◆ PROBLEM STATEMENT ◆
Whenever a line in the records below contains "this", pick it out.

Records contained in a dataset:
════

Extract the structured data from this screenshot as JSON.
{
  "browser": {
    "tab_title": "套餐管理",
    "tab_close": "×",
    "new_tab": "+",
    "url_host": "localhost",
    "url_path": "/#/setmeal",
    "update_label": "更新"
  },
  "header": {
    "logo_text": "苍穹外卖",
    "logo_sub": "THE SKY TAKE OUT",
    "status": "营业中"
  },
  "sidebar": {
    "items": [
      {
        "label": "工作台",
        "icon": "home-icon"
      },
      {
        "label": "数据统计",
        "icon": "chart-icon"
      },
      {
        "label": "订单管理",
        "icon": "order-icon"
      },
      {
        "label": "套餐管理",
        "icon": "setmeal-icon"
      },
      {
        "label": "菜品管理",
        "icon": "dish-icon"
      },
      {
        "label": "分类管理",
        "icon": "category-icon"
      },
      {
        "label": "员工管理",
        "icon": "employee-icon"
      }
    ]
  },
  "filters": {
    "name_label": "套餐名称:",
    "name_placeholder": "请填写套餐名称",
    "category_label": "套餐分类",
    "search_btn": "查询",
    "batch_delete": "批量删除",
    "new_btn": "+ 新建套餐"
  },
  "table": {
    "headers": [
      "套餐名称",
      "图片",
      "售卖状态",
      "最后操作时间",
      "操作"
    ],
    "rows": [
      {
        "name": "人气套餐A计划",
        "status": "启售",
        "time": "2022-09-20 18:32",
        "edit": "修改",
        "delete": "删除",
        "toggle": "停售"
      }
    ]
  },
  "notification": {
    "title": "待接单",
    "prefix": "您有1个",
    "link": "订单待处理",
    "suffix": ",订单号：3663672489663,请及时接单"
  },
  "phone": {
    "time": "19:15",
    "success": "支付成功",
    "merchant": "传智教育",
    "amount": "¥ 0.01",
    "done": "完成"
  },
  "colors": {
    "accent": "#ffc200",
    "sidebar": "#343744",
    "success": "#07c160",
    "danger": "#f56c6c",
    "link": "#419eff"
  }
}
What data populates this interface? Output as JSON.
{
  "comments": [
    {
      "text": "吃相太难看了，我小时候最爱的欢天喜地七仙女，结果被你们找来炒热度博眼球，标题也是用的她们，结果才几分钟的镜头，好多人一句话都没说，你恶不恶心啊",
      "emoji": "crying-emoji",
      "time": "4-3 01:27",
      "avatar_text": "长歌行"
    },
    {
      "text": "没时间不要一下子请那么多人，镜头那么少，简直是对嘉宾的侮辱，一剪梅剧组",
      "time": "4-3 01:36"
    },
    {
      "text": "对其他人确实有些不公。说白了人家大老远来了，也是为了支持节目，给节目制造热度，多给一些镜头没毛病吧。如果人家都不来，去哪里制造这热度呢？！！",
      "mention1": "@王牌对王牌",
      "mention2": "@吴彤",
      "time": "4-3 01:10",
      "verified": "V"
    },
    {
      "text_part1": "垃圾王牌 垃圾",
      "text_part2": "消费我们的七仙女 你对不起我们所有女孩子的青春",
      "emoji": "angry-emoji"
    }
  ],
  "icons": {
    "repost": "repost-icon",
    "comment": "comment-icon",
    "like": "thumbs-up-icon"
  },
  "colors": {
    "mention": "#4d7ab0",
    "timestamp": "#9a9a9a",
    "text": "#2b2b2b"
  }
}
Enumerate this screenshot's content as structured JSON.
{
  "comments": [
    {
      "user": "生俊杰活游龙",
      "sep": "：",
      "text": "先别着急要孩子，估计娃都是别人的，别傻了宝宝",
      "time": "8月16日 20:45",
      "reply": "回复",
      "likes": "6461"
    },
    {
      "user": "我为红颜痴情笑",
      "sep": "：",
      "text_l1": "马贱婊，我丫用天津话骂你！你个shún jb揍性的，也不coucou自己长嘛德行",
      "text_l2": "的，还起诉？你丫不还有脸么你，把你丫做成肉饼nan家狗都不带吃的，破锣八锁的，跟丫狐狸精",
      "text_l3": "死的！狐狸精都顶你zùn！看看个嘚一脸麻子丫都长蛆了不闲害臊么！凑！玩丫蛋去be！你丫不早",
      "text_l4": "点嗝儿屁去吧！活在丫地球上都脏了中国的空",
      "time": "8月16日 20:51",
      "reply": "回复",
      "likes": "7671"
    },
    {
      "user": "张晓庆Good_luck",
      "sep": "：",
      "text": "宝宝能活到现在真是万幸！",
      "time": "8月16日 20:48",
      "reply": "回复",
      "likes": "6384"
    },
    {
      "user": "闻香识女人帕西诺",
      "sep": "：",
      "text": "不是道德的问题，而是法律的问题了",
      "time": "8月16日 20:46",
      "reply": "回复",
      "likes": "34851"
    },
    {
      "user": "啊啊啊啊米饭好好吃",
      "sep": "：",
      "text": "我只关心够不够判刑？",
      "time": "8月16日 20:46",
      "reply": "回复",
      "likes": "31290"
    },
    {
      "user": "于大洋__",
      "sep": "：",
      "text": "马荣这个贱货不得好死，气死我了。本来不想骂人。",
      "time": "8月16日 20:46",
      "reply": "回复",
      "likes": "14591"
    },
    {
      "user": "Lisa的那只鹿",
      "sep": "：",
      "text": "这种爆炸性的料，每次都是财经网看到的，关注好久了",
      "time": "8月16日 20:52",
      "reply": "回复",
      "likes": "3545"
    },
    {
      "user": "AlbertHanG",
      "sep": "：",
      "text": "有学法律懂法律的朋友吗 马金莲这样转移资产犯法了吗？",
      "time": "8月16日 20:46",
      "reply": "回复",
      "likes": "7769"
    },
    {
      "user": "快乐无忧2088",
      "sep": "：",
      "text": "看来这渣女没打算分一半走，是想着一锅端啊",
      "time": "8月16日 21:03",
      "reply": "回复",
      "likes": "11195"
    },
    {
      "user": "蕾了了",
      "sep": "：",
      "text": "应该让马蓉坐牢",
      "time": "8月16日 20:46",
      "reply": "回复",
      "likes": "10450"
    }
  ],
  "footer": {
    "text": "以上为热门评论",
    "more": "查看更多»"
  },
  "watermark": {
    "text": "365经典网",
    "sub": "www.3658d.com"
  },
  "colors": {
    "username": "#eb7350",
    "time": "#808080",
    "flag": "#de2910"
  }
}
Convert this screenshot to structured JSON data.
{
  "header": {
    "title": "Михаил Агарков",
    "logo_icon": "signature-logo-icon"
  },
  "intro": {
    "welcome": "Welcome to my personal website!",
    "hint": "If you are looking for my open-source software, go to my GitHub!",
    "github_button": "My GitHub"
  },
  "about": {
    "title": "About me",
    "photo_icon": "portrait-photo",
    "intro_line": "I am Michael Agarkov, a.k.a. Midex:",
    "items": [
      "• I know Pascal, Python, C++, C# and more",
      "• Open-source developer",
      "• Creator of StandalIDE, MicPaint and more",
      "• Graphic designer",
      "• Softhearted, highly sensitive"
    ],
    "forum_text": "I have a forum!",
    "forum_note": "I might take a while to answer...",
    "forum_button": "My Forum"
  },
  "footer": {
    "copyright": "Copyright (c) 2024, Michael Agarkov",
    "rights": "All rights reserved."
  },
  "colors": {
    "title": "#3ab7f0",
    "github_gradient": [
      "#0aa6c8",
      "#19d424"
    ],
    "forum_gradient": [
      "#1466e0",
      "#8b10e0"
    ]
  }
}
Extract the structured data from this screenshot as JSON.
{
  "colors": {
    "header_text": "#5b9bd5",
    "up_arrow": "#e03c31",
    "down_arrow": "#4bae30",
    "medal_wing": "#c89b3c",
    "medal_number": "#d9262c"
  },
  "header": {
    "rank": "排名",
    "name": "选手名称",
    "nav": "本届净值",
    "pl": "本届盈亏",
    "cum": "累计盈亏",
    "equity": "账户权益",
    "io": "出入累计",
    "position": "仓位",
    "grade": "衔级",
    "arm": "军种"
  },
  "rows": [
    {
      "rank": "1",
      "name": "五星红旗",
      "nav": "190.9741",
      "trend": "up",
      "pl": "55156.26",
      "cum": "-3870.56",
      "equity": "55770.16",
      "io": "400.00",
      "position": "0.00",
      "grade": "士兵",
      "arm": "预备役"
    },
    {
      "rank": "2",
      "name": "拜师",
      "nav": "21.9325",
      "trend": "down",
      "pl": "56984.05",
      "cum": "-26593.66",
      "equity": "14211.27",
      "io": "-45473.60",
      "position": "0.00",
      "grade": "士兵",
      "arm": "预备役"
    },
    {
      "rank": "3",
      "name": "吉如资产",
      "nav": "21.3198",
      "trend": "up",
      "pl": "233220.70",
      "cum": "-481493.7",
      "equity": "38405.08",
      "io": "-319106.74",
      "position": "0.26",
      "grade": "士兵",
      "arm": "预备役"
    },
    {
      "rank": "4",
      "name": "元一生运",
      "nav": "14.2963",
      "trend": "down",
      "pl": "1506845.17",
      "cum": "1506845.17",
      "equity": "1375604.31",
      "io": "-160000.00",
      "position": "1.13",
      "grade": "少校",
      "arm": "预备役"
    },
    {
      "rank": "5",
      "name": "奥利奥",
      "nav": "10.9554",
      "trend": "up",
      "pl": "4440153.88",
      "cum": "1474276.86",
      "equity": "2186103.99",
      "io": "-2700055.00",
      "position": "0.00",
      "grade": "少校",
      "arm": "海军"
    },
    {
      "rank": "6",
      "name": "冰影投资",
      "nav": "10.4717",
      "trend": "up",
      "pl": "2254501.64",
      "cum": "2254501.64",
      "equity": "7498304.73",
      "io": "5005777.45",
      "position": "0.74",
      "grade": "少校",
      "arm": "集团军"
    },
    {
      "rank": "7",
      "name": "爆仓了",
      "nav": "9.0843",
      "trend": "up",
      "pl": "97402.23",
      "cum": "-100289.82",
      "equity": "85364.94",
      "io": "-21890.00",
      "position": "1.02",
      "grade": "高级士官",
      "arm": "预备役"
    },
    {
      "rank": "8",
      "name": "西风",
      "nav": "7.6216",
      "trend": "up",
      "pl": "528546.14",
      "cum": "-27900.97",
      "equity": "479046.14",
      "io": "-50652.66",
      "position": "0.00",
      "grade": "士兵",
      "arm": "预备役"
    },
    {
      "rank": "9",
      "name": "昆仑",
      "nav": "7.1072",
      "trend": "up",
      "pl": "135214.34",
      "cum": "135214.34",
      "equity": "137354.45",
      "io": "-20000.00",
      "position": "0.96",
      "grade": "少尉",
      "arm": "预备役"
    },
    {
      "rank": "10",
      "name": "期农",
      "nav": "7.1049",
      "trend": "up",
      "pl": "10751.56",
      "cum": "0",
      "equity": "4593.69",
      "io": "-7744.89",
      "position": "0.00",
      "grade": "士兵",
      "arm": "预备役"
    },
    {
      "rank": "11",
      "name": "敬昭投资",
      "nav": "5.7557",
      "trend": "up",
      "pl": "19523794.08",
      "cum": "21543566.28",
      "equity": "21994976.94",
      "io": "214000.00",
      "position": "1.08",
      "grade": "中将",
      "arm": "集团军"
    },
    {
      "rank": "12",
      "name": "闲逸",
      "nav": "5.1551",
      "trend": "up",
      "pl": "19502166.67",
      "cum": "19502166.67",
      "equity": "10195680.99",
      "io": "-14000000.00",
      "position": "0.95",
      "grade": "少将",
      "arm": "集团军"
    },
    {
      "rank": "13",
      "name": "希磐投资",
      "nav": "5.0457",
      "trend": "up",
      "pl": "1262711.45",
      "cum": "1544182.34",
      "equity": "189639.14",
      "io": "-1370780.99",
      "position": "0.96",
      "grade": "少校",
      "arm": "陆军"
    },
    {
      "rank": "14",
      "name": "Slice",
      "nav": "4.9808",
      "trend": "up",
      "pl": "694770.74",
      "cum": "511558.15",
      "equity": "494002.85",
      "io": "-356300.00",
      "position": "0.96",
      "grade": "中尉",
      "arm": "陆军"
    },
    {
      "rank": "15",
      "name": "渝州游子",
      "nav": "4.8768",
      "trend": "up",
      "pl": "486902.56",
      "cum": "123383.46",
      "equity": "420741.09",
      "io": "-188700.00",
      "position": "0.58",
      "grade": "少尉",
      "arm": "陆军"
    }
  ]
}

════

◆ WRITTEN SOLUTION ◆
Extract the structured data from this screenshot as JSON.
What data populates this interface? Output as JSON.
Enumerate this screenshot's content as structured JSON.
Convert this screenshot to structured JSON data.
Extract the structured data from this screenshot as JSON.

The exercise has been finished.